Split down the middle, that’s nine hours of unpaid work that men just sit back and let women take on. It’s not that men don’t need to eat, or that they don’t feel the cold cringe of horror when bare foot meets dropped food on a sticky kitchen floor. As Katrine Marçal pointed out in Who Cooked Adam Smiths Dinner?, men’s participation in the labour market has always relied on a woman in the background to service his needs. As far as the majority of men are concerned, domestic work is Someone Else’s Problem.

And though one of the study authors expressed surprise at how few people spend their money on time-saving services given the substantial effect on happiness, it surely isn’t that mysterious. The male half of the population has the option to recruit a wife or girlfriend who’ll do all this for free, while the female half faces harsh judgement for bringing cover in. Got a cleaner? Shouldn’t you be doing it yourself rather than outsourcing it to another woman? The fact that men have even more definitively shrugged off the housework gets little notice. Dirt apparently belongs to girls.

From infancy up, chores are coded pink. Looking on the Toys “R” Us website, I see you can buy a Disney Princess My First Kitchen (fuchsia, of course), which is one in the eye for royal privilege. Suck it up, Snow White: you don’t get out of the housekeeping just because your prince has come. Shop the blue aisle and you’ll find the Just Like Home Workshop Deluxe Carry Case Workbench – and this, precisely, is the difference between masculine and feminine work. Masculine work is productive: it makes something, and that something is valuable. Feminine work is reproductive: a cleaned toilet doesn’t stay clean, the used plates stack up in the sink.

The worst part of this con is that women are presumed to take on the shitwork because we want to. Because our natures dictate that there is a satisfaction in wiping an arse with a woman’s hand that men could never feel and money could never match.
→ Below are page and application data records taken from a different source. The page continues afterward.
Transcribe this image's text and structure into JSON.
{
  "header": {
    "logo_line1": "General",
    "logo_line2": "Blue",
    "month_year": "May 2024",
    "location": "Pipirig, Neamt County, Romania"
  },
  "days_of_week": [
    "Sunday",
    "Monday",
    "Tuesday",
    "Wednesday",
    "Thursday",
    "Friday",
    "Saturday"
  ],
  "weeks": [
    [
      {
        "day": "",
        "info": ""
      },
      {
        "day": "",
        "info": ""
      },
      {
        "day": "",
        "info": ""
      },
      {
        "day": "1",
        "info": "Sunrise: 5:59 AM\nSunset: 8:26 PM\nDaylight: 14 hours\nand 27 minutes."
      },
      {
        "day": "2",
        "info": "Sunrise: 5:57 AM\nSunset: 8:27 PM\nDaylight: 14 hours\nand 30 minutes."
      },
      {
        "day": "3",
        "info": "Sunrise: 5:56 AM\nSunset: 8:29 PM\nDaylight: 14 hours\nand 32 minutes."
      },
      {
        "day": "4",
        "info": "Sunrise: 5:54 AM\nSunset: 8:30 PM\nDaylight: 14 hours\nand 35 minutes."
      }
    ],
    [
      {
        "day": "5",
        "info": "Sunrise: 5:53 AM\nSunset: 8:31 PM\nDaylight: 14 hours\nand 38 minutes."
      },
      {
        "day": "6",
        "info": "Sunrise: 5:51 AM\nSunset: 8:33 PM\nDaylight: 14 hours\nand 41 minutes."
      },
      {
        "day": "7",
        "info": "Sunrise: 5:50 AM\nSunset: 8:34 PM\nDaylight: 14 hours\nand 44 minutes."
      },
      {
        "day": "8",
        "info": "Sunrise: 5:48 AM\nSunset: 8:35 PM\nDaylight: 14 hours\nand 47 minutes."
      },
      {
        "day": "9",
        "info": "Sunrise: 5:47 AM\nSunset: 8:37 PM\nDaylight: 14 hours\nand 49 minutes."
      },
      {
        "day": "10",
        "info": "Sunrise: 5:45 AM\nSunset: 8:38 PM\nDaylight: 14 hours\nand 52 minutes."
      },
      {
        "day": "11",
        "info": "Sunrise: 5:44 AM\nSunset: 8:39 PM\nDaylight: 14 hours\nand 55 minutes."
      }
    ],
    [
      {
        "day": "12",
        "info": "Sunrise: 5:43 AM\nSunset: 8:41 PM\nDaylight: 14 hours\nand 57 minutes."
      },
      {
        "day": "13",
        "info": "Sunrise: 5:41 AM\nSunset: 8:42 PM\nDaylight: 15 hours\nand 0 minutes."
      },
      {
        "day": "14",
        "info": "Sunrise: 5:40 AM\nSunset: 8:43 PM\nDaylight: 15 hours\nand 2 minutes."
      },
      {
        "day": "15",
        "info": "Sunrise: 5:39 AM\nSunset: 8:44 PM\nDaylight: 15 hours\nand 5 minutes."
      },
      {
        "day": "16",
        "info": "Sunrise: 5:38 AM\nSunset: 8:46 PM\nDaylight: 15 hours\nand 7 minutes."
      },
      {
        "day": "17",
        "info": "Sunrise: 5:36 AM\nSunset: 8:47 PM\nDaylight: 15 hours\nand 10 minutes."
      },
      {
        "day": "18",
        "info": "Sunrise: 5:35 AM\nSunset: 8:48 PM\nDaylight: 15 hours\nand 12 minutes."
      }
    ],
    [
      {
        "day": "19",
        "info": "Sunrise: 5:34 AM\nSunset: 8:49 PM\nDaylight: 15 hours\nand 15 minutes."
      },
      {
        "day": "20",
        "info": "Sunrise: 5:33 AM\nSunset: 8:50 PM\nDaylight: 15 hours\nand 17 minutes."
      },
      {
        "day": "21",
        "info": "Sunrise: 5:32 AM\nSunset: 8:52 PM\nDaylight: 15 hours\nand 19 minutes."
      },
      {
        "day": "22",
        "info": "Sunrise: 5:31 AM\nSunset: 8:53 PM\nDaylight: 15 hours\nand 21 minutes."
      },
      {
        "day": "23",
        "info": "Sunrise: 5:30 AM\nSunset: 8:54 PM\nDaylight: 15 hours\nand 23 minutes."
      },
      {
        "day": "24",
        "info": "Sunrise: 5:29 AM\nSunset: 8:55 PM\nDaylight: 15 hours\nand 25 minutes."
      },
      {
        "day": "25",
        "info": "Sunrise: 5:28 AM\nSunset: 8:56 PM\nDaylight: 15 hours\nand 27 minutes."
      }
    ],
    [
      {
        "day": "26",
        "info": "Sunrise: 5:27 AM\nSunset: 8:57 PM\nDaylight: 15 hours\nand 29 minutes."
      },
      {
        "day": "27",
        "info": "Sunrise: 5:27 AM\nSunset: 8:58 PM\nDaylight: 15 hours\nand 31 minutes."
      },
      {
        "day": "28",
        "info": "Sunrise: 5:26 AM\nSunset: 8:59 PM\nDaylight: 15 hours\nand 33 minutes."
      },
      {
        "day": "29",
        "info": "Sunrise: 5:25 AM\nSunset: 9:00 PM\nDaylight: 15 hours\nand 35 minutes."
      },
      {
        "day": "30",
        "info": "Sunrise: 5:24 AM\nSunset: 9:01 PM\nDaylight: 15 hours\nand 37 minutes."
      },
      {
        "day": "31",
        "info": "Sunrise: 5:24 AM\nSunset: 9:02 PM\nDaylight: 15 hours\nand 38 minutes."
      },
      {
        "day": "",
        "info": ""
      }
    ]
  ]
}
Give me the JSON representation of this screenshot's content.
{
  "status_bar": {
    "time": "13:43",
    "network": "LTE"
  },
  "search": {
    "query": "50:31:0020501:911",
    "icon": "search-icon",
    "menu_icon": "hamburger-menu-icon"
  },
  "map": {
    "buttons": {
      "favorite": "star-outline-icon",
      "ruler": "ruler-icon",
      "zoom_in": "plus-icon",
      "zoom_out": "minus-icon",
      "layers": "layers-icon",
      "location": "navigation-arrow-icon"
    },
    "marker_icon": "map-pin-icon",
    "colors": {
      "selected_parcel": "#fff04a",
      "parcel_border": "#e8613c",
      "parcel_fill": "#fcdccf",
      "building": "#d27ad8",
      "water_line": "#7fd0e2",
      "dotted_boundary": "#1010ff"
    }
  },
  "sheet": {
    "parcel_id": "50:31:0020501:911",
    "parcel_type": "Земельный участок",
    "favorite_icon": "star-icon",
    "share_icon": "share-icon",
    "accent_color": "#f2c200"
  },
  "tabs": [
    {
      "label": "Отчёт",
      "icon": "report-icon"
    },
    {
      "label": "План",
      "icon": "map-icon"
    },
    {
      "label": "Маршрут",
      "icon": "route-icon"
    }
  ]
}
That fiction is used to justify not only women picking up the slack at home, but also employers paying less for what is seen as traditional “women’s work” – the caring, cleaning roles.

It took a six-year legal battle to secure compensation for the women Birmingham council underpaid for care work over decades. “Don’t get me wrong, the men do work hard, but we did work hard,” said one of the women who brought the action. “And I couldn’t see a lot of them doing what we do. Would they empty a commode, wash somebody down covered in mess, go into a house full of maggots and clean it up? But I’ll tell you what, I would have gone and done a dustman’s job for the day.”

If women are paid less, they’re more financially dependent on the men they live with. If you’re financially dependent, you can’t walk out over your unfair housework burden. No wonder the settlement of shitwork has been so hard to budge. The dream, of course, is that one day men will sack up and start to look after themselves and their own children. Till then, of course women should buy happiness if they can. There’s no guilt in hiring a cleaner – housework is work, so why shouldn’t someone get paid for it? One proviso: every week, spend just a little of the time you’ve purchased plotting how you’ll overthrow patriarchy for good.

Sarah Ditum is a journalist who writes regularly for the Guardian, New Statesman and others. Her website is here.